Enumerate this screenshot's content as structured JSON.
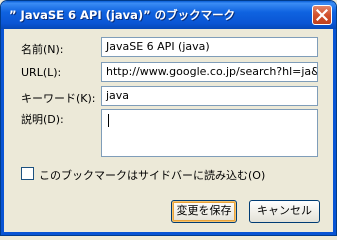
{
  "window": {
    "title": "” JavaSE 6 API (java)” のブックマーク",
    "close_icon": "close-icon"
  },
  "form": {
    "name_label": "名前(N):",
    "name_value": "JavaSE 6 API (java)",
    "url_label": "URL(L):",
    "url_value": "http://www.google.co.jp/search?hl=ja&q=sit",
    "keyword_label": "キーワード(K):",
    "keyword_value": "java",
    "description_label": "説明(D):",
    "description_value": ""
  },
  "sidebar_option": {
    "label": "このブックマークはサイドバーに読み込む(O)",
    "checked": false
  },
  "buttons": {
    "save_label": "変更を保存",
    "cancel_label": "キャンセル"
  },
  "colors": {
    "titlebar": "#0a55d4",
    "close_button": "#d2512d",
    "dialog_background": "#ece9d8"
  }
}
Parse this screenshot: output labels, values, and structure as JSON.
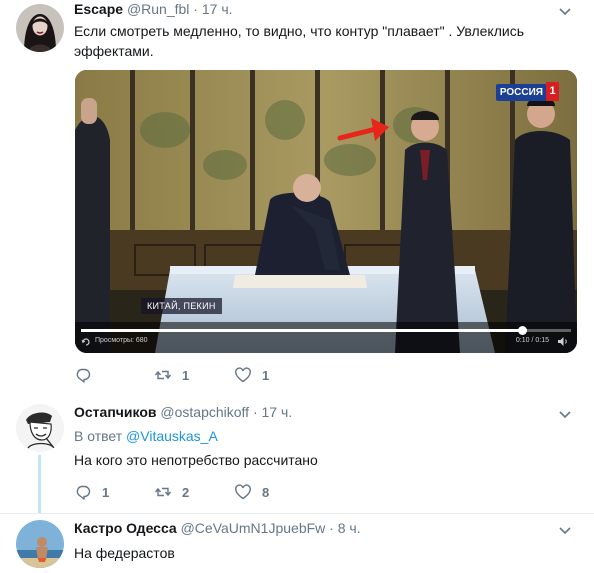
{
  "tweets": [
    {
      "name": "Escape",
      "handle": "@Run_fbl",
      "dot": "·",
      "time": "17 ч.",
      "text": "Если смотреть медленно, то видно, что контур \"плавает\" . Увлеклись эффектами.",
      "media": {
        "caption": "КИТАЙ, ПЕКИН",
        "channel_logo": "РОССИЯ",
        "channel_number": "1",
        "views_label": "Просмотры: 680",
        "video_time": "0:10 / 0:15",
        "progress": 0.9
      },
      "actions": {
        "reply_count": "",
        "retweet_count": "1",
        "like_count": "1"
      }
    },
    {
      "name": "Остапчиков",
      "handle": "@ostapchikoff",
      "dot": "·",
      "time": "17 ч.",
      "reply_prefix": "В ответ",
      "reply_mention": "@Vitauskas_A",
      "text": "На кого это непотребство рассчитано",
      "actions": {
        "reply_count": "1",
        "retweet_count": "2",
        "like_count": "8"
      }
    },
    {
      "name": "Кастро Одесса",
      "handle": "@CeVaUmN1JpuebFw",
      "dot": "·",
      "time": "8 ч.",
      "text": "На федерастов"
    }
  ],
  "colors": {
    "link": "#1b95e0",
    "muted": "#657786",
    "thread_line": "#c4e4f7",
    "arrow": "#e8251b"
  },
  "icons": [
    "reply-icon",
    "retweet-icon",
    "like-icon",
    "caret-down-icon",
    "loop-icon",
    "sound-icon"
  ]
}
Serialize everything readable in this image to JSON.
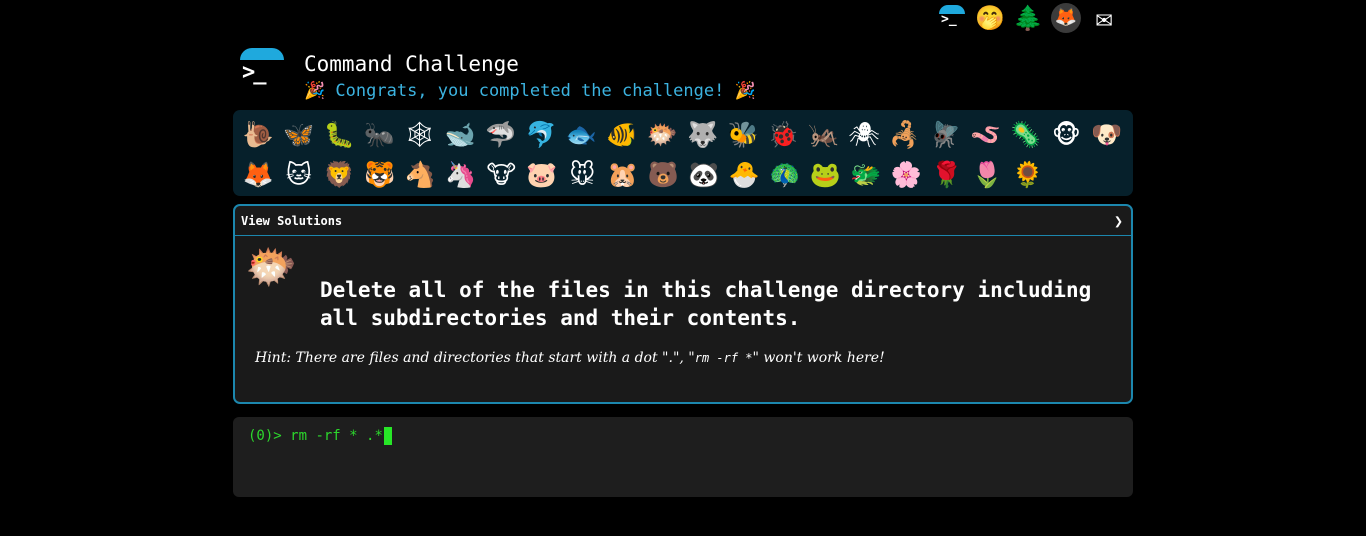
{
  "topnav": {
    "items": [
      {
        "name": "terminal-logo",
        "glyph": ">_"
      },
      {
        "name": "face-with-hand-over-mouth",
        "glyph": "🤭"
      },
      {
        "name": "evergreen-tree",
        "glyph": "🌲"
      },
      {
        "name": "gitlab",
        "glyph": "🦊"
      },
      {
        "name": "envelope",
        "glyph": "✉"
      }
    ]
  },
  "header": {
    "logo_glyph": ">_",
    "title": "Command Challenge",
    "congrats": "Congrats, you completed the challenge!",
    "party_left": "🎉",
    "party_right": "🎉"
  },
  "emoji_rows": [
    [
      "🐌",
      "🦋",
      "🐛",
      "🐜",
      "🕸",
      "🐋",
      "🦈",
      "🐬",
      "🐟",
      "🐠",
      "🐡",
      "🐺",
      "🐝",
      "🐞",
      "🦗",
      "🕷",
      "🦂",
      "🪰",
      "🪱",
      "🦠",
      "🐵",
      "🐶"
    ],
    [
      "🦊",
      "🐱",
      "🦁",
      "🐯",
      "🐴",
      "🦄",
      "🐮",
      "🐷",
      "🐭",
      "🐹",
      "🐻",
      "🐼",
      "🐣",
      "🦚",
      "🐸",
      "🐲",
      "🌸",
      "🌹",
      "🌷",
      "🌻"
    ]
  ],
  "challenge": {
    "solutions_label": "View Solutions",
    "chevron": "❯",
    "avatar": "🐡",
    "task": "Delete all of the files in this challenge directory including all subdirectories and their contents.",
    "hint_prefix": "Hint: There are files and directories that start with a dot \".\", \"",
    "hint_code": "rm -rf *",
    "hint_suffix": "\" won't work here!"
  },
  "terminal": {
    "prompt": "(0)>",
    "command": "rm -rf * .*"
  },
  "colors": {
    "accent": "#1fa9dd",
    "congrats": "#3cb3e0",
    "terminal_green": "#2cd72c",
    "panel_bg": "#06202b",
    "border": "#1c87ae"
  }
}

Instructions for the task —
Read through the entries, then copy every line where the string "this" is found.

Response box —
Enumerate this screenshot's content as structured JSON.
Parse this screenshot: output labels, values, and structure as JSON.
Serialize everything readable in this image to JSON.
    "task": "Delete all of the files in this challenge directory including all subdirectories and their contents.",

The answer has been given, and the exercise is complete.